One of the elements to this story that isn’t being reported enough–but it’s also still very new–is the winning of both open Senate seats in Georgia by Democrats. Who were both sworn in the same day as Biden. That in itself accomplishes at least 3 tremendously significant things. Right now:
- Biden’s cabinet and other nominees who need to get approved by the Senate won’t be delayed and held up and debated forever, as they would’ve been had Republicans kept control of the Senate. Because as you know, the Senate–and only the Senate–needs to approve major presidential appointments.
- The next 2 years in the Senate won’t be dominated by endless hearings about “election irregularities”. Which would’ve absolutely been the dominant theme had Republicans hung on. That’ll mean a lot of that action will be shifted to states, particularly states with Republican legislatures. We’ll talk about that more in the coming days.
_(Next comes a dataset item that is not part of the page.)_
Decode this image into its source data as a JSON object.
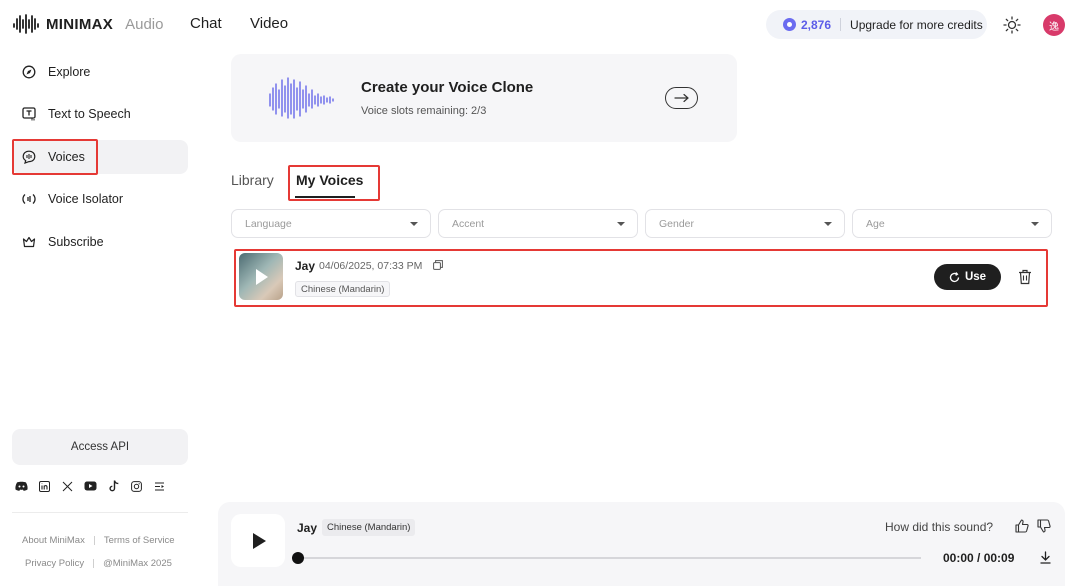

But for now, all you need to know is the Senate absolutely would’ve been log-jammed with this stuff had Republicans been in control and now it won’t. (Of course, Democrats could log-jam it too with Trump’s impeachment trial, but we’ll give that a few days to play out before we comment on it further.)
- Biden will also be able to get federal judges approved. Meaning since federal judgeships are lifetime appointments, some judges in their 70s or 80s may decide to retire or continue in “senior” status, meaning a younger judge could be appointed by Biden. They also could stipulate that they will not leave their current positions until their seats are filled by a replacement.
None of those things would’ve been possible–or at least much, much harder–had those two Georgia Democrats not prevailed. And Biden’s agenda would’ve been immediately been stuck behind a whole wall of BS that now just isn’t there because Republicans just don’t have the votes to put it there.
But the ultimate success or failure of a new positive attitude and devotion to unity on the part of the American President is about the American people. That’s definitely in the mix. There was plenty of joy in this day.
Still, it’s a question I’m wrestling with every day. I engage with a lot of Trump supporters all the time. Many of them are OK. Many of them I get angry at because of their political views but still like personally. But some aren’t reachable at all not one bit, still. Even not to convince, just to talk. And I can’t really figure out how to achieve unity at any level with people who do not tolerate me, and have not for the last 4 years even for a second. Rather have come to view and treat me with contempt, if not outright hatred. I’m not even asking for their respect. Just some tolerance. But no, nothing. Because Trump told them they didn’t have to. So I’m not sure I can be tolerant of people who will not tolerate me. And I don’t see how you have unity without tolerance.
So when Biden says:
“Politics doesn’t have to be a raging fire, destroying everything in its path. Every disagreement doesn’t have to be a cause for total war. And we must reject the culture in which facts themselves are manipulated, and even manufactured.”
I hope so. But maybe that train has already kind of left the station.
One of my very smartest friends recently suggested that maybe even the people who came to Washington on January 6th were a mix of “regular” Trump supporters and wackos. They mixed together, and whipped into a frenzy by Trump, they became insurrectionists, some because they knew very well what they were doing. Some because they didn’t.
He says without the big crowds, and Trump egging them on, with no Dear Leader and no cause (overturning the election) anymore, all but the real wackos will stop raging so much, and hopefully those wackos can be contained. And maybe we can start talking to the rest. I just don’t know.
I will try.